**PROBLEM STATEMENT:** Where the listing shows an image, skip it and output all other material unchanged.

***** SUPPLIED DATA *****

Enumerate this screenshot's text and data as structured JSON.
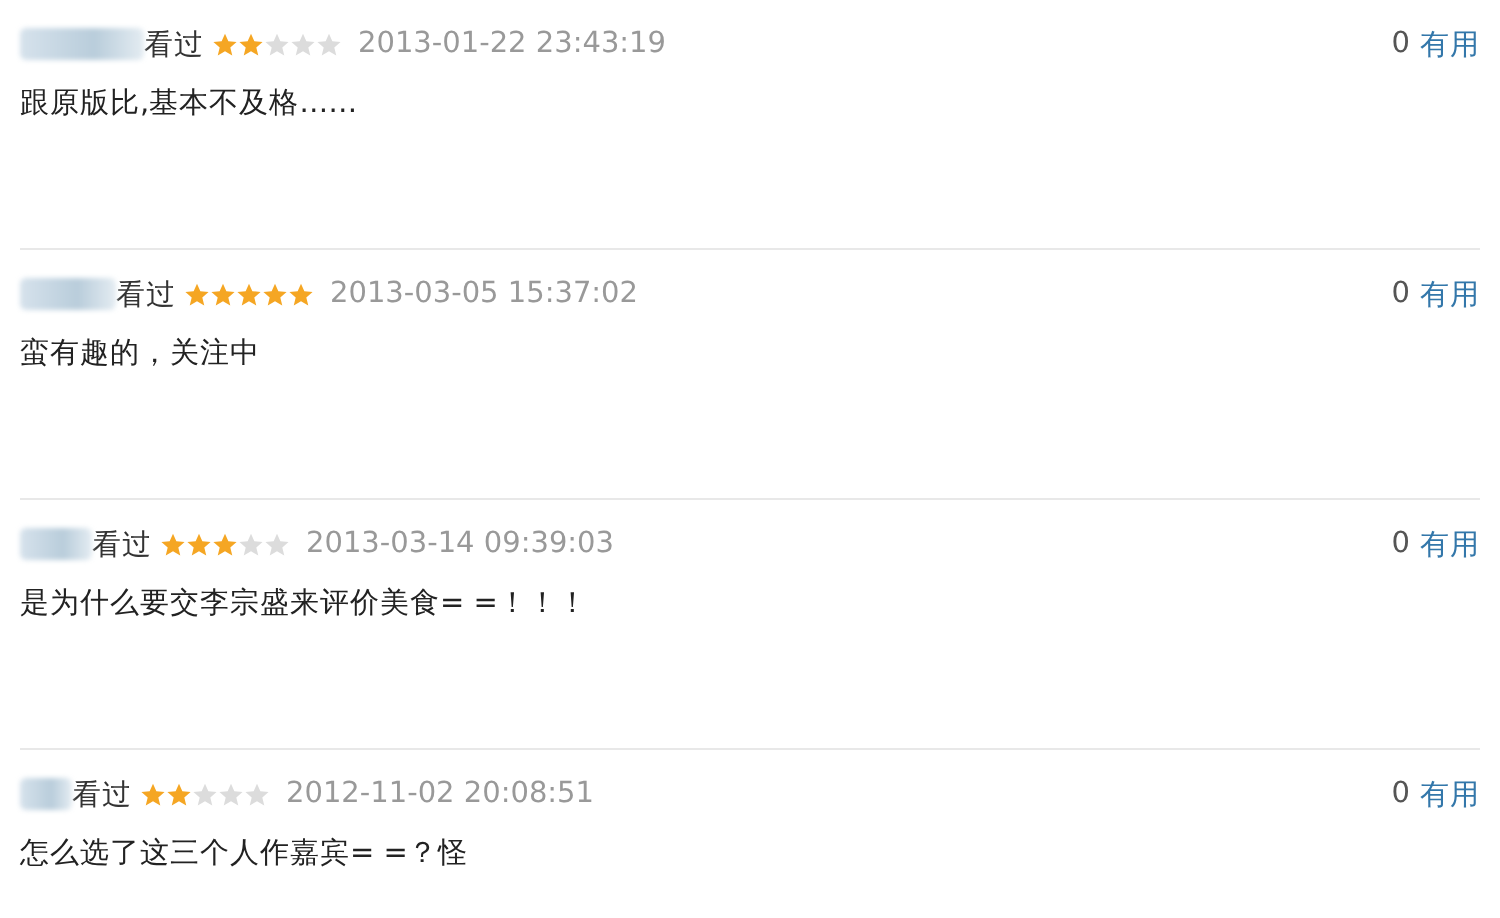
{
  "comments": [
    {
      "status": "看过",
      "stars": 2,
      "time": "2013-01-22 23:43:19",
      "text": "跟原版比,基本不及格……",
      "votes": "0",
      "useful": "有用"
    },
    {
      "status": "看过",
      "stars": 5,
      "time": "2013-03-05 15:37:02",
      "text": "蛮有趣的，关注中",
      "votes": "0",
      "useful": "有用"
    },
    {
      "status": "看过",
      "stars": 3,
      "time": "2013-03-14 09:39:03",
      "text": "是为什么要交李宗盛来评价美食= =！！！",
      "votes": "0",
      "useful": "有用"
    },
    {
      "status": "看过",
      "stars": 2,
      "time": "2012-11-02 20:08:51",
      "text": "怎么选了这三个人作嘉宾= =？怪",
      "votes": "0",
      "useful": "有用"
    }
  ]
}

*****

**RESPONSE TO THE TASK:**
Enumerate this screenshot's text and data as structured JSON.
{
  "comments": [
    {
      "status": "看过",
      "stars": 2,
      "time": "2013-01-22 23:43:19",
      "text": "跟原版比,基本不及格……",
      "votes": "0",
      "useful": "有用"
    },
    {
      "status": "看过",
      "stars": 5,
      "time": "2013-03-05 15:37:02",
      "text": "蛮有趣的，关注中",
      "votes": "0",
      "useful": "有用"
    },
    {
      "status": "看过",
      "stars": 3,
      "time": "2013-03-14 09:39:03",
      "text": "是为什么要交李宗盛来评价美食= =！！！",
      "votes": "0",
      "useful": "有用"
    },
    {
      "status": "看过",
      "stars": 2,
      "time": "2012-11-02 20:08:51",
      "text": "怎么选了这三个人作嘉宾= =？怪",
      "votes": "0",
      "useful": "有用"
    }
  ]
}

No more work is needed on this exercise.